Okay, now that you’ve failed, let’s ramp it up a bit. Suppose a white polar bear is now chasing you (please, do not actually get yourself into this situation). Do you think if someone told you to not think about the bear, you’d be able to accomplish the task? Not likely. And odds are, if you tried, the damned bear be gnawing on you right soon.
So it is when we, those helpful people, tell those suffering from pain to “not think about it.”
See, there’s this thing called “ironic process theory” as put forth by social psychologist Daniel Wegner. You can read up more on Wikipedia, but the basic idea is the harder you try to suppress a thought, the more persistent the thought becomes. Just as you’ll spend more time thinking about bears when you’re trying not to, so it is when we try to suppress any thought.
Of course, for as hard as it is to not think of something, it certainly is harder when the very thing you’re attempting to mentally avoid is coming right for you or, in the case of pain, already on top of you. And the brain is a sadistic son of a bitch, too. The more you try to forget about it, the more your brain likes to think of every little nuance.
Alright, so, the point’s been made, but what can we do about it? Unlike the polar bear, unless one is extremely unlucky, we’ll never have to worry about it chasing us every damn day. So long as we don’t actively avoid the thought, nor actively seek it, the worst the bear will be is a passing thought. At best, nothing at all. But pain, chronic pain more so, is different. That tends to stick around. What can we do about that?
Well, not much. However, according to the book The Antidote: Happiness for People Who Can’t Stand Positive Thinking by Oliver Burkeman, the best thing may actually be reflection.

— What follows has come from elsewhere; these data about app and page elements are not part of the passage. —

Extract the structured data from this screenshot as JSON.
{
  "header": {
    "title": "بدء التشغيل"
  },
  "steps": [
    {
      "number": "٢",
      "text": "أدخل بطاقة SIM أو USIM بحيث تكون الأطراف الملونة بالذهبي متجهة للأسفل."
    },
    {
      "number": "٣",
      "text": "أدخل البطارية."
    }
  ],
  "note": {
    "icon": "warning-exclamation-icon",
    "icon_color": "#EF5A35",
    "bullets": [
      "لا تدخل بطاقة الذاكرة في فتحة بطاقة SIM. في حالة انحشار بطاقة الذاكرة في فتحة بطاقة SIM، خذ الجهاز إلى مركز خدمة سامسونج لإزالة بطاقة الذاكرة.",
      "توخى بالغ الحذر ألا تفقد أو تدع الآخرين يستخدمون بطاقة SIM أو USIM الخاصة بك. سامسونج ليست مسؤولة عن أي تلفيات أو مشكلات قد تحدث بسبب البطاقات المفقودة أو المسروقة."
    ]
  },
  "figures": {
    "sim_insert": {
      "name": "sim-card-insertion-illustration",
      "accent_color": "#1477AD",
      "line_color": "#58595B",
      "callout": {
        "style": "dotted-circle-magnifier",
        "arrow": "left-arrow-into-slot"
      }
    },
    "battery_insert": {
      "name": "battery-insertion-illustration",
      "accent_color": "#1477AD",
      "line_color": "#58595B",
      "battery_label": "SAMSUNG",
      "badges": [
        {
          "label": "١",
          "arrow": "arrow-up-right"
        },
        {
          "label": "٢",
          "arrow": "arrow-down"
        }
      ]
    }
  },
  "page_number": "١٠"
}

Burkeman wrote that those that tend to think about their own deaths at least a couple minutes everyday become more accepting and at ease with death. Sure, it may not be the most cheerful thing to think about, but the more one reflects on it, the less power the fear of death has over a person. While it won’t exactly lead a person to happily embrace death, it will make it easier when one has to face, either in passing or head on.
Now, this idea can work on anything rather unpleasant. Rather than running away from the pain, reflect on it, even for a few minutes. No, you won’t start looking forward to the pain and it won’t make it any less intense. It’s not about changing how you feel the pain. It’s changing how you feel about the pain. The more emotional calm you have, the easier it is to take and, hell, may even build up some mental resistance towards any pain in general.
Now, simple as it sounds, doesn’t make it easy. It’s not fun to think about unpleasant things. We’d all much rather avoid it, thank you very much. But, like death and most other unpleasant things, pain is unavoidable. No amount of wishful thinking has ever stopped a person’s pain. And it certainly won’t make pain easier to cope with. But if you have no choice either way, the person who can accept the problem with a calm mind will be better off than the person who gets tossed about an emotional storm. Because, really, do you need any more problems when being chased by a polar bear?